→ What needs to be done: Check each line of the entries for "title" and report the ones that have it.

Data about app and page elements:
▼▼▼

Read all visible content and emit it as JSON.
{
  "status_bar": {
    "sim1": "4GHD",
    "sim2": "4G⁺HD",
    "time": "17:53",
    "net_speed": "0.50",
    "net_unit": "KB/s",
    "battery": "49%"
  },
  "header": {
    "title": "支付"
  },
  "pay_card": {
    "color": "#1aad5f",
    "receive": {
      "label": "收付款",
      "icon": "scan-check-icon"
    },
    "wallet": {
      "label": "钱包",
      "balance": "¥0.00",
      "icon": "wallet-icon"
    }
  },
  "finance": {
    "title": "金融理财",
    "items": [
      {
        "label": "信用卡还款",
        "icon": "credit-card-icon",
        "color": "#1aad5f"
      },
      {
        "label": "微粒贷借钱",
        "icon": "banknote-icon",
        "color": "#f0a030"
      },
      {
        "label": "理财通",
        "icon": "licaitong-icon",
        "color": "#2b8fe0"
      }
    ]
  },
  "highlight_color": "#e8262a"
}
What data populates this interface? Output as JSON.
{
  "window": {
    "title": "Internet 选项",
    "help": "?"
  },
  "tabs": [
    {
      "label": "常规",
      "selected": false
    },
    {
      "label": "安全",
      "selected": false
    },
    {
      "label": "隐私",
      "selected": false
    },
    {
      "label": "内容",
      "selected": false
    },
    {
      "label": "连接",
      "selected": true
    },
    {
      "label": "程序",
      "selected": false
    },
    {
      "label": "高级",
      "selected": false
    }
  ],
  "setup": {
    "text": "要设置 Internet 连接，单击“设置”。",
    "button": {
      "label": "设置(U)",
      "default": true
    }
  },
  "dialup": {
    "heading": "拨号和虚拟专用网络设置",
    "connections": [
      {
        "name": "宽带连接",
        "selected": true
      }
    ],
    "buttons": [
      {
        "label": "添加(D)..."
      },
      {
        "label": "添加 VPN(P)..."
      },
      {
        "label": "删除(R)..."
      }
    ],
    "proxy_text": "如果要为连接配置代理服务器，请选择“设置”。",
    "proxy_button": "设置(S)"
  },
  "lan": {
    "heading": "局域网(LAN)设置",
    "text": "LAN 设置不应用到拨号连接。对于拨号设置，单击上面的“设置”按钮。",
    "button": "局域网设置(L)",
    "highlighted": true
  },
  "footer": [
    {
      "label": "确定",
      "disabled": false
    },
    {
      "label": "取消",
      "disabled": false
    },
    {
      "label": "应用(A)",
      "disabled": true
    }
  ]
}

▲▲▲

→ Exercise answer:
    "title": "支付"
    "title": "金融理财",
    "title": "Internet 选项",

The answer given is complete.